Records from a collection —
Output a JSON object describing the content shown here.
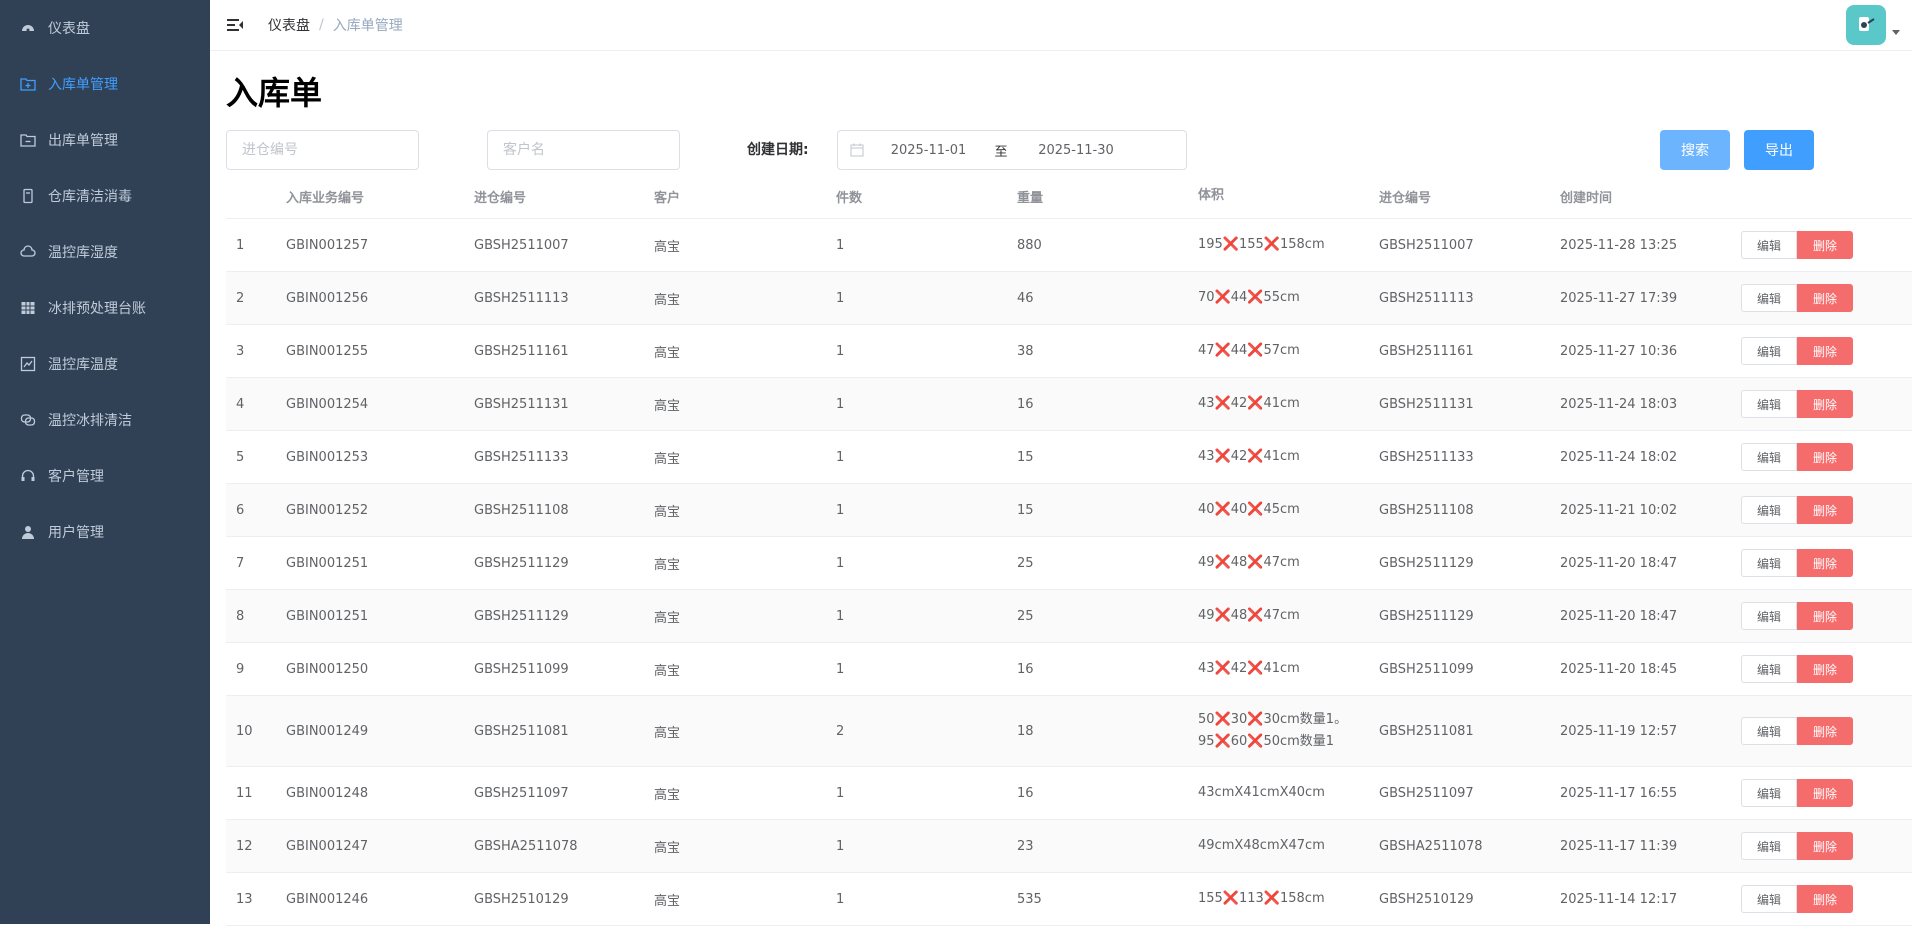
{
  "sidebar": {
    "items": [
      {
        "label": "仪表盘",
        "icon": "dashboard-icon",
        "active": false
      },
      {
        "label": "入库单管理",
        "icon": "folder-in-icon",
        "active": true
      },
      {
        "label": "出库单管理",
        "icon": "folder-out-icon",
        "active": false
      },
      {
        "label": "仓库清洁消毒",
        "icon": "clean-icon",
        "active": false
      },
      {
        "label": "温控库湿度",
        "icon": "cloud-icon",
        "active": false
      },
      {
        "label": "冰排预处理台账",
        "icon": "table-icon",
        "active": false
      },
      {
        "label": "温控库温度",
        "icon": "chart-icon",
        "active": false
      },
      {
        "label": "温控冰排清洁",
        "icon": "loop-icon",
        "active": false
      },
      {
        "label": "客户管理",
        "icon": "headset-icon",
        "active": false
      },
      {
        "label": "用户管理",
        "icon": "user-icon",
        "active": false
      }
    ]
  },
  "navbar": {
    "breadcrumb_home": "仪表盘",
    "breadcrumb_sep": "/",
    "breadcrumb_current": "入库单管理"
  },
  "page": {
    "title": "入库单"
  },
  "filters": {
    "inbound_no_placeholder": "进仓编号",
    "customer_placeholder": "客户名",
    "date_label": "创建日期:",
    "date_start": "2025-11-01",
    "date_sep": "至",
    "date_end": "2025-11-30",
    "search_label": "搜索",
    "export_label": "导出"
  },
  "table": {
    "headers": [
      "",
      "入库业务编号",
      "进仓编号",
      "客户",
      "件数",
      "重量",
      "体积",
      "进仓编号",
      "创建时间",
      ""
    ],
    "edit_label": "编辑",
    "delete_label": "删除",
    "rows": [
      {
        "idx": "1",
        "biz_no": "GBIN001257",
        "in_no": "GBSH2511007",
        "customer": "高宝",
        "count": "1",
        "weight": "880",
        "volume": [
          "195❌155❌158cm"
        ],
        "in_no2": "GBSH2511007",
        "created": "2025-11-28 13:25"
      },
      {
        "idx": "2",
        "biz_no": "GBIN001256",
        "in_no": "GBSH2511113",
        "customer": "高宝",
        "count": "1",
        "weight": "46",
        "volume": [
          "70❌44❌55cm"
        ],
        "in_no2": "GBSH2511113",
        "created": "2025-11-27 17:39"
      },
      {
        "idx": "3",
        "biz_no": "GBIN001255",
        "in_no": "GBSH2511161",
        "customer": "高宝",
        "count": "1",
        "weight": "38",
        "volume": [
          "47❌44❌57cm"
        ],
        "in_no2": "GBSH2511161",
        "created": "2025-11-27 10:36"
      },
      {
        "idx": "4",
        "biz_no": "GBIN001254",
        "in_no": "GBSH2511131",
        "customer": "高宝",
        "count": "1",
        "weight": "16",
        "volume": [
          "43❌42❌41cm"
        ],
        "in_no2": "GBSH2511131",
        "created": "2025-11-24 18:03"
      },
      {
        "idx": "5",
        "biz_no": "GBIN001253",
        "in_no": "GBSH2511133",
        "customer": "高宝",
        "count": "1",
        "weight": "15",
        "volume": [
          "43❌42❌41cm"
        ],
        "in_no2": "GBSH2511133",
        "created": "2025-11-24 18:02"
      },
      {
        "idx": "6",
        "biz_no": "GBIN001252",
        "in_no": "GBSH2511108",
        "customer": "高宝",
        "count": "1",
        "weight": "15",
        "volume": [
          "40❌40❌45cm"
        ],
        "in_no2": "GBSH2511108",
        "created": "2025-11-21 10:02"
      },
      {
        "idx": "7",
        "biz_no": "GBIN001251",
        "in_no": "GBSH2511129",
        "customer": "高宝",
        "count": "1",
        "weight": "25",
        "volume": [
          "49❌48❌47cm"
        ],
        "in_no2": "GBSH2511129",
        "created": "2025-11-20 18:47"
      },
      {
        "idx": "8",
        "biz_no": "GBIN001251",
        "in_no": "GBSH2511129",
        "customer": "高宝",
        "count": "1",
        "weight": "25",
        "volume": [
          "49❌48❌47cm"
        ],
        "in_no2": "GBSH2511129",
        "created": "2025-11-20 18:47"
      },
      {
        "idx": "9",
        "biz_no": "GBIN001250",
        "in_no": "GBSH2511099",
        "customer": "高宝",
        "count": "1",
        "weight": "16",
        "volume": [
          "43❌42❌41cm"
        ],
        "in_no2": "GBSH2511099",
        "created": "2025-11-20 18:45"
      },
      {
        "idx": "10",
        "biz_no": "GBIN001249",
        "in_no": "GBSH2511081",
        "customer": "高宝",
        "count": "2",
        "weight": "18",
        "volume": [
          "50❌30❌30cm数量1。",
          "95❌60❌50cm数量1"
        ],
        "in_no2": "GBSH2511081",
        "created": "2025-11-19 12:57"
      },
      {
        "idx": "11",
        "biz_no": "GBIN001248",
        "in_no": "GBSH2511097",
        "customer": "高宝",
        "count": "1",
        "weight": "16",
        "volume": [
          "43cmX41cmX40cm"
        ],
        "in_no2": "GBSH2511097",
        "created": "2025-11-17 16:55"
      },
      {
        "idx": "12",
        "biz_no": "GBIN001247",
        "in_no": "GBSHA2511078",
        "customer": "高宝",
        "count": "1",
        "weight": "23",
        "volume": [
          "49cmX48cmX47cm"
        ],
        "in_no2": "GBSHA2511078",
        "created": "2025-11-17 11:39"
      },
      {
        "idx": "13",
        "biz_no": "GBIN001246",
        "in_no": "GBSH2510129",
        "customer": "高宝",
        "count": "1",
        "weight": "535",
        "volume": [
          "155❌113❌158cm"
        ],
        "in_no2": "GBSH2510129",
        "created": "2025-11-14 12:17"
      }
    ]
  },
  "colors": {
    "sidebar_bg": "#304156",
    "sidebar_text": "#bfcbd9",
    "accent": "#409eff",
    "danger": "#f56c6c"
  }
}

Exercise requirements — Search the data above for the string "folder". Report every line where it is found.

Task solution —
        "icon": "folder-in-icon",
        "icon": "folder-out-icon",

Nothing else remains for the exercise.